So, if fans follow a living legend like Rajinikanth just to catch some personal glimpses, why should someone like him need an agency at all?
Many feel that if the celeb account is meant for connecting to users more than endorsing a brand, the celeb can tweet himself/herself.
Gandhi adds that in the case of Twitter, the answer is a big NO. "One can hire a consultant or bring an agency to understand the medium, trends, latest happenings, and techniques every now and then. But for individuals and especially for celebrities, Twitter should be much more than marketing round ups. It should reflect something which is you - honest, personal and live," he adds.
"Salman Khan, with all his grammatical mistakes, still finds takers for his tweets just because his tweets are real. The same can be said for Amitabh Bachchan. And finally, it doesn't take much for a celebrity to tweet himself, even if he intends to endorse a brand," states Shah.
There are countless examples of such celebrity and high profile corporate Twitter profiles that have done a great job and have created a great fan following for themselves.

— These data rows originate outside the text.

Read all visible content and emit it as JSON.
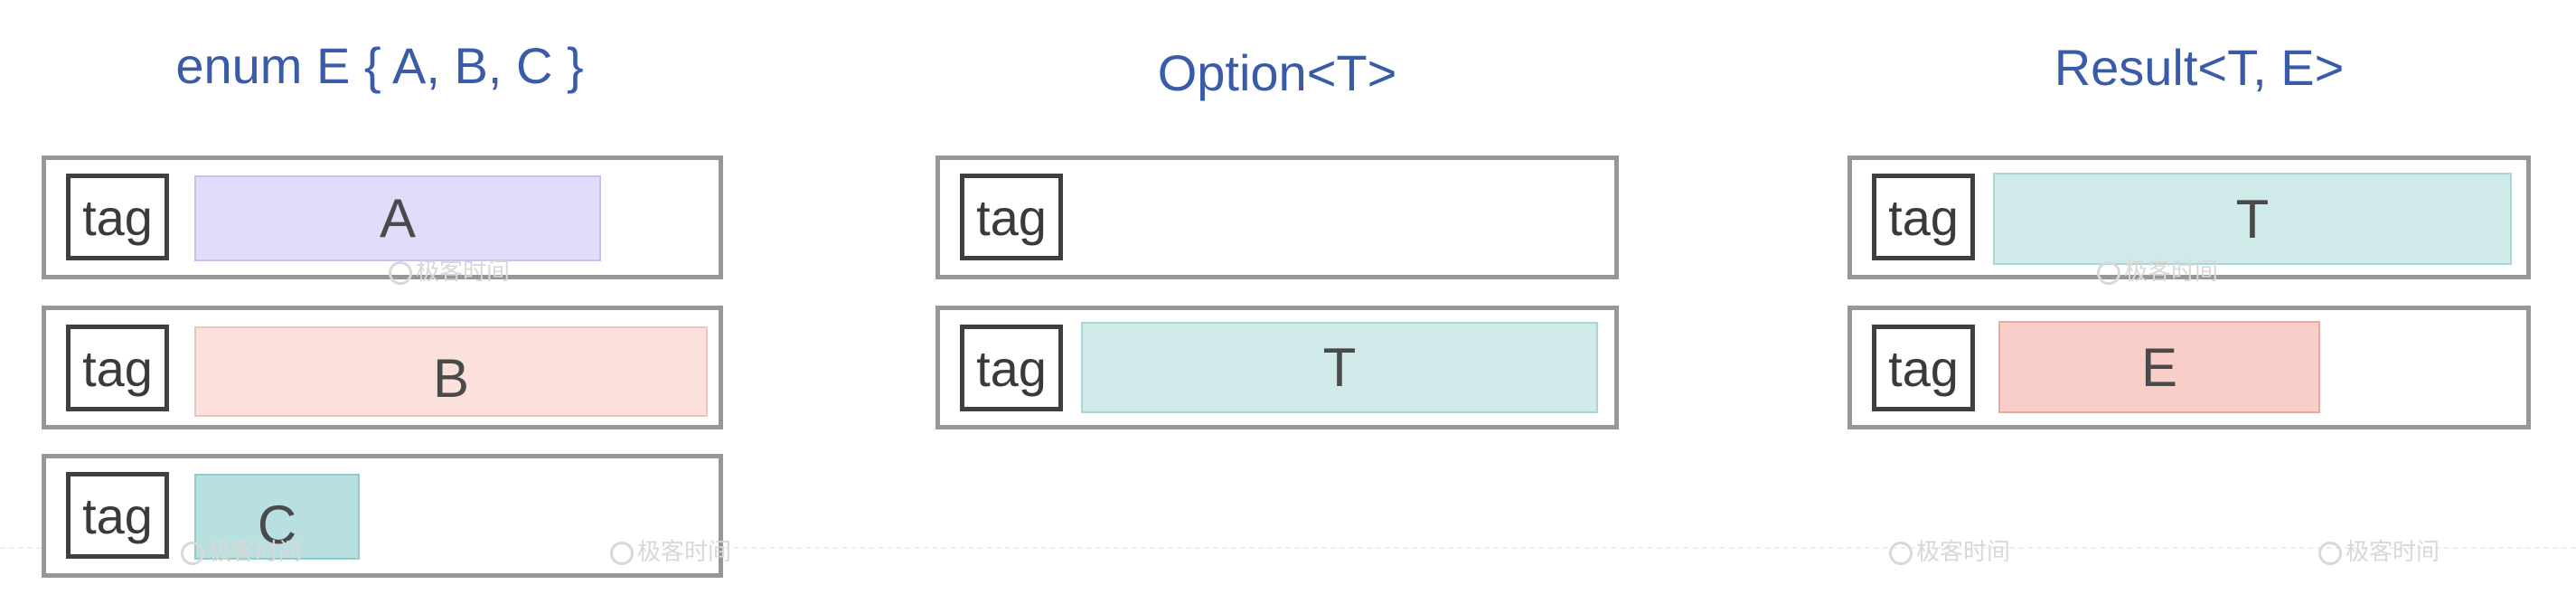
{
  "titles": {
    "enum": "enum E { A, B, C }",
    "option": "Option<T>",
    "result": "Result<T, E>"
  },
  "tag_label": "tag",
  "enum_rows": [
    {
      "variant": "A",
      "color": "#e2dcfb",
      "border": "#c9c0ef"
    },
    {
      "variant": "B",
      "color": "#fce0dc",
      "border": "#f0c4be"
    },
    {
      "variant": "C",
      "color": "#b9e0e0",
      "border": "#93c9c9"
    }
  ],
  "option_rows": [
    {
      "variant": ""
    },
    {
      "variant": "T",
      "color": "#d0eaea",
      "border": "#a9d5d5"
    }
  ],
  "result_rows": [
    {
      "variant": "T",
      "color": "#d0eaea",
      "border": "#a9d5d5"
    },
    {
      "variant": "E",
      "color": "#f9cec8",
      "border": "#eaa9a0"
    }
  ],
  "watermark": "极客时间"
}
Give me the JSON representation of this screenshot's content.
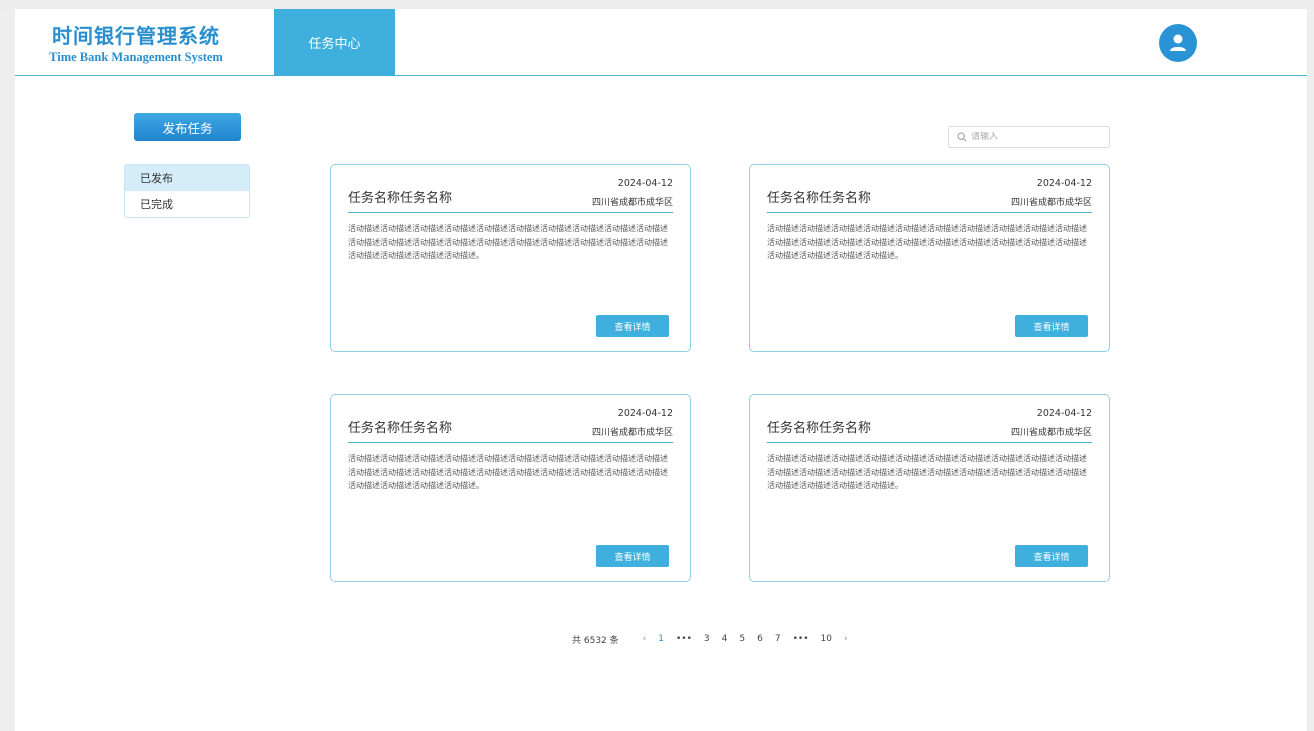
{
  "header": {
    "brand_cn": "时间银行管理系统",
    "brand_en": "Time Bank Management System",
    "nav_tab": "任务中心"
  },
  "sidebar": {
    "publish_label": "发布任务",
    "menu": [
      {
        "label": "已发布",
        "active": true
      },
      {
        "label": "已完成",
        "active": false
      }
    ]
  },
  "search": {
    "placeholder": "请输入",
    "icon": "search-icon"
  },
  "cards": [
    {
      "title": "任务名称任务名称",
      "date": "2024-04-12",
      "address": "四川省成都市成华区",
      "description": "活动描述活动描述活动描述活动描述活动描述活动描述活动描述活动描述活动描述活动描述活动描述活动描述活动描述活动描述活动描述活动描述活动描述活动描述活动描述活动描述活动描述活动描述活动描述活动描述。",
      "button": "查看详情"
    },
    {
      "title": "任务名称任务名称",
      "date": "2024-04-12",
      "address": "四川省成都市成华区",
      "description": "活动描述活动描述活动描述活动描述活动描述活动描述活动描述活动描述活动描述活动描述活动描述活动描述活动描述活动描述活动描述活动描述活动描述活动描述活动描述活动描述活动描述活动描述活动描述活动描述。",
      "button": "查看详情"
    },
    {
      "title": "任务名称任务名称",
      "date": "2024-04-12",
      "address": "四川省成都市成华区",
      "description": "活动描述活动描述活动描述活动描述活动描述活动描述活动描述活动描述活动描述活动描述活动描述活动描述活动描述活动描述活动描述活动描述活动描述活动描述活动描述活动描述活动描述活动描述活动描述活动描述。",
      "button": "查看详情"
    },
    {
      "title": "任务名称任务名称",
      "date": "2024-04-12",
      "address": "四川省成都市成华区",
      "description": "活动描述活动描述活动描述活动描述活动描述活动描述活动描述活动描述活动描述活动描述活动描述活动描述活动描述活动描述活动描述活动描述活动描述活动描述活动描述活动描述活动描述活动描述活动描述活动描述。",
      "button": "查看详情"
    }
  ],
  "pagination": {
    "total": "共 6532 条",
    "prev": "‹",
    "next": "›",
    "pages": [
      "1",
      "•••",
      "3",
      "4",
      "5",
      "6",
      "7",
      "•••",
      "10"
    ],
    "active": "1"
  },
  "colors": {
    "accent": "#3fb0dd",
    "brand": "#2a8fcf",
    "border": "#8ed0ea"
  }
}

Such moments are hard to achieve with the help of an agency or ghost writers and hence it is advisable that celebs should use an agency only for consultation and not for posting a tweet.
And, as far as Rajinikanth is concerned, we will still follow him and await that personalised tweet. After all, we all love the Thalaivar!